When you’re buying a house or an investment property, your real estate agent becomes your ally and teammate. Being a good team player means knowing what your realtor does and doesn’t need from you. It’s important because teams that aren’t working well together are going to come up short.
Experienced realtors have worked for many buyers and they’ve seen certain problematic behaviors again and again. If you are concerned that you might drive your realtor nuts, there are some pitfalls to watch out for. Once you’re familiar with them, you’ll be a better partner and your realtor will be better able to focus on finding you the best property.
If you’re ready to choose a realtor, or if you already have one, keep in mind the things agents hate.
1. Lying to Your Realtor About Your Circumstances
When you have a trusting relationship with your realtor, you can let them in on your vulnerabilities. Think of your realtor like you would a lawyer — they’ll attempt to present you and your offers to sellers and other realtors in the best way possible. Yes, you are the buyer, but your realtor still has to “sell” you to the other side.
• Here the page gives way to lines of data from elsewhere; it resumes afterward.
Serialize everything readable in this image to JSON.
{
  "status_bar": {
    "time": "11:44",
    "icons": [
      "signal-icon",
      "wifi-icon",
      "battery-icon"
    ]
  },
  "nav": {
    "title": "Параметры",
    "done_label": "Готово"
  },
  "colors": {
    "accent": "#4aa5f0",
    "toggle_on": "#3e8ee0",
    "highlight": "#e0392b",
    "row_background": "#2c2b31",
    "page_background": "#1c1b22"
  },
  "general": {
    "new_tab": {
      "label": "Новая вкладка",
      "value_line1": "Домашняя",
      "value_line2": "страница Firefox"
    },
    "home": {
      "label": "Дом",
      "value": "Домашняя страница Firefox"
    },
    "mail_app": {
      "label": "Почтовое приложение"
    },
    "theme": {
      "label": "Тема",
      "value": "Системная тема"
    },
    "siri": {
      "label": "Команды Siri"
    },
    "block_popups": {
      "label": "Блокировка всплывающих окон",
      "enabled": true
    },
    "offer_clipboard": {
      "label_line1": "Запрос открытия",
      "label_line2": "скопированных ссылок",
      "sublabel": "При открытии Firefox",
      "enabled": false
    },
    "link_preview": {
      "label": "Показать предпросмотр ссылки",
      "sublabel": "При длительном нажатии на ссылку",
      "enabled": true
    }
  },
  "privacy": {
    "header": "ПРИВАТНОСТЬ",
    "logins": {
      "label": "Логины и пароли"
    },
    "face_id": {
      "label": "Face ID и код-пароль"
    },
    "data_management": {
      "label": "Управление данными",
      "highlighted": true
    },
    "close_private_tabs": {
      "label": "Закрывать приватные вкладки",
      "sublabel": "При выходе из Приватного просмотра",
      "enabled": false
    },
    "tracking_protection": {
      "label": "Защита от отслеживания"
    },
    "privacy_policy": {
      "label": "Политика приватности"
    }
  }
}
Maybe you haven’t yet been pre-approved for your mortgage, you aren’t sure when you’ll be ready to move, or you only have two months to find a place. Perhaps you’re a first-time home buyer and need guidance. You’re going to want your realtor to know your strengths and weaknesses so they can let you know what is and isn’t realistic, and help formulate your buying strategy.
2. Calling and Emailing Too Much
It can be nerve-racking to search for properties, choose one, make an offer, and bargain on price. For most people, their home is their biggest single investment and picking a loser isn’t an option. If you’re buying a residence, you are choosing the location and house where you will live for many years. If you’re investing in a property, you will be tied to it until you sell it.
That can be scary. Your realtor can help reassure you, but you need to set boundaries for yourself and expectations for your realtor.
Seek to establish a routine. Decide how often you want to be updated, and whether you prefer phone calls, texts, emails, or even meeting in person. Realtors are going to have their own preferences, but if there’s something you prefer or need, speak up about it sooner rather than later.
3. Forgetting That You’re the Decision Maker
There are so many things you will decide. What neighborhoods do you want to consider? How high can the price be? What is the bare minimum square footage you can accept? Can you live without that pool, garage, garden, or deck you always dreamed of?
However hard these decisions are for you, your realtor can’t make them for you. Decide these things by yourself or with your family and then let your realtor know your needs. It’s a great idea to go to open houses to get to know the market, but don’t waste everyone’s time scheduling private viewings of properties that you know you’ll never buy.
4. Expecting to Always Win
Even if you make an offer at or above the asking price, you may be one of many. If you make a lower offer, the buyer may wait to see what else comes in. You could spend weeks on edge, waiting to see if a property will be yours. Like in a game of poker, you have to play your hand without knowing what everyone else is holding.
Your realtor can help you decide your play, promote you as the best possible buyer, and even use pressure tactics like making a limited-time offer. However, unless you’re ready to beat all other offers, you’ll win some and lose some.
Deals fall apart and buyers get outbid. Sometimes your realtor is to blame, but more often, it simply comes down to the strength of your offer.
5. Wasting Your Realtor’s Time and Energy
You would be outraged if you found out that your realtors were just using you as a pawn to help another client. Similarly, if you’re using multiple brokers in the same area or trying to eliminate the middleman by going directly to the seller’s broker, you’re not just being unfair. You’re also proving untrustworthy to everyone involved.
Sometimes relationships with realtors fall apart, and it’s necessary to consider other options. If you’ve raised the same concerns with your realtor more than once, don’t keep banging your head against a wall. It may be necessary to contact your realtor’s managing director or seek outside help.
You might already be doing everything right, but still find yourself in a strained relationship with your current real estate agent. Connecting with an experienced Clever Partner Agent can help you navigate the home buying process more smoothly.